I know that, and I can explain it, but not as well as Walter Lewin, professor of Physics Emeritus of MIT. If you have an hour or so, and your interested in pendulum theory, you can go to You Tube and check out “For the Love of Physics (Walter Lewin’s Last Lecture).
He explains the oscillation of the pendulum, it’s mass, and the effect that gravity has on it. There are other variables that can vary the oscillation of the pendulum, but this video is a great place to start.
Where else can you get information on pendulums from a 75 year old MIT physics professor while he is swinging from a rope?
Check it out. You can also learn why the sky is blue.
Well, we installed the Fort Snelling tower clock, and the county invited the media while we were setting up the clock. My thumb made the Channel 5 news, but we got a three column picture in the Saint Paul Pioneer Press. However, it was on the crime page. We shared the page with a baby stabbing mother, ex-wife slasher and a police pedophile. Great company, huh? In this particular case, you could say we were all “doing time”.
There was also an old mechanical toaster that I repaired. It was the prototype that the company used when they started manufacturing toasters in the 20’s, and this toaster was one of the featured articles in the toaster collector’s magazine. Really, there is such a magazine. It was really hot news, huh?
Ok, no more puns, for a while….
Well, I hope you had an enjoyable holiday. As the year winds down, I thought I would share a picture of the smallest gear I ever cut. It goes on something we call a “platform balance”. It is like a watch escapement that would go on a large pocket watch.
Normally, I send gears out to get recut, if there is a lot of damage to the teeth, but I have a cutter that matched what was left of the broken gear. I made it a little thicker, well, because the original wasn’t quite strong enough.
Ok, it’s an ambiguous statement, and unless you lived in South Dakota in the 60’s and later, AND HAD TV, you won’t understand the heading. But if your interested in buying some very nice clocks and watches, or other interesting horological items (ok-junk) you will have your chance. On October 12, 2013, the local chapter of the National Association of Watch and Clock Collectors will be having a watch and clock auction at the Bloomington MN National Guard Armory. If you would like to attend, please email me, and you could come as my guest!

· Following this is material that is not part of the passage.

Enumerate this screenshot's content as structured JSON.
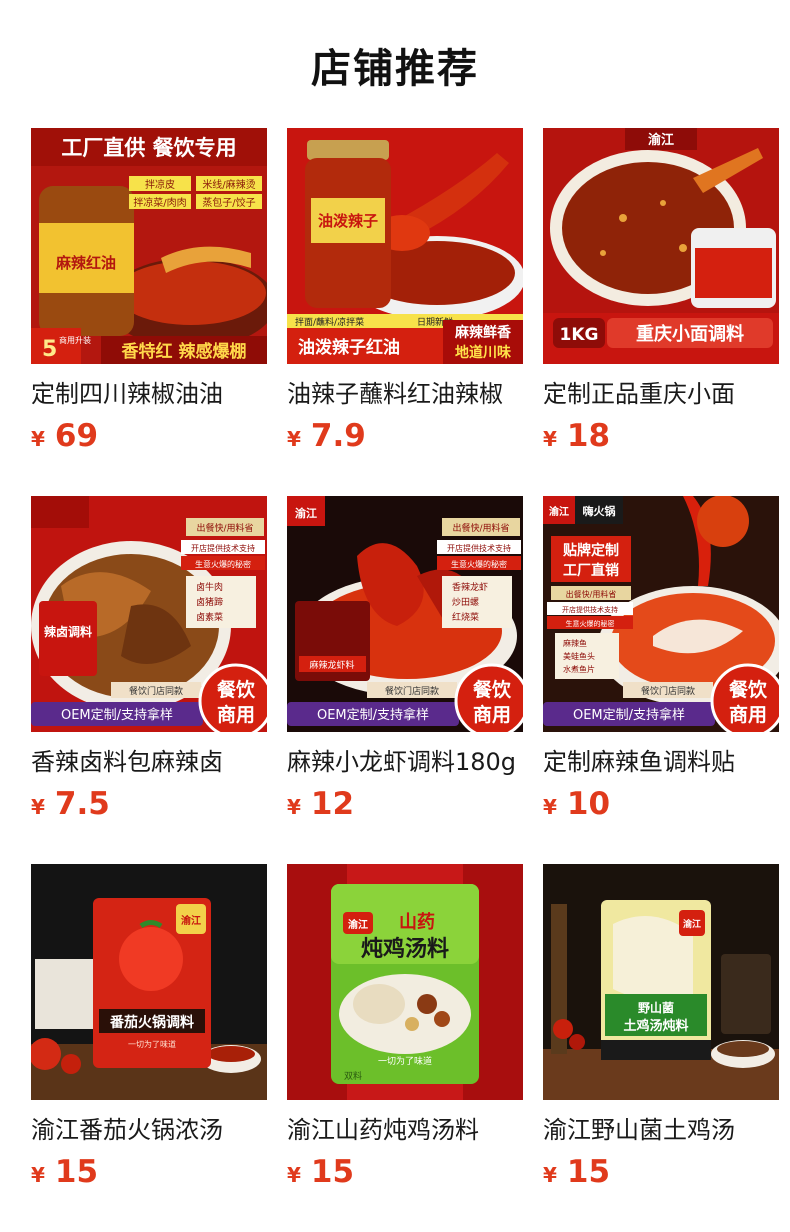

Just let me know. There will be plenty of interesting items, and if you are interested in clocks or watches, this would be a great place to start.
Since last year, I’ve been working with the MN DNR and Hennepin county in writing the criteria and selecting the contractor to clean and repair the tower clock in the upper post of Fort Snelling (it’s where Custer got his orders which resulted in his “last stand”). It’s a big clock. The pendulum bob weighs 135 pounds by it’s self. Seth Thomas estimated the overall weight of the clock and weights “boxed, about 1,500. lbs.”
Phil Wright (The Tower Clock Company in Ohio) was awarded the contract. So this Thursday, Friday and Saturday, we removed the clock, piece by piece, down 3 flights of stairs. I realized, early Thursday morning, that a visit to the gym was going to be rather unnecessary.
While we were working in the building, someone called, and when he realized that I was at on old military post he said we must be “minute men”. That term goes back to the American Revolution, but I still thought it was pretty original).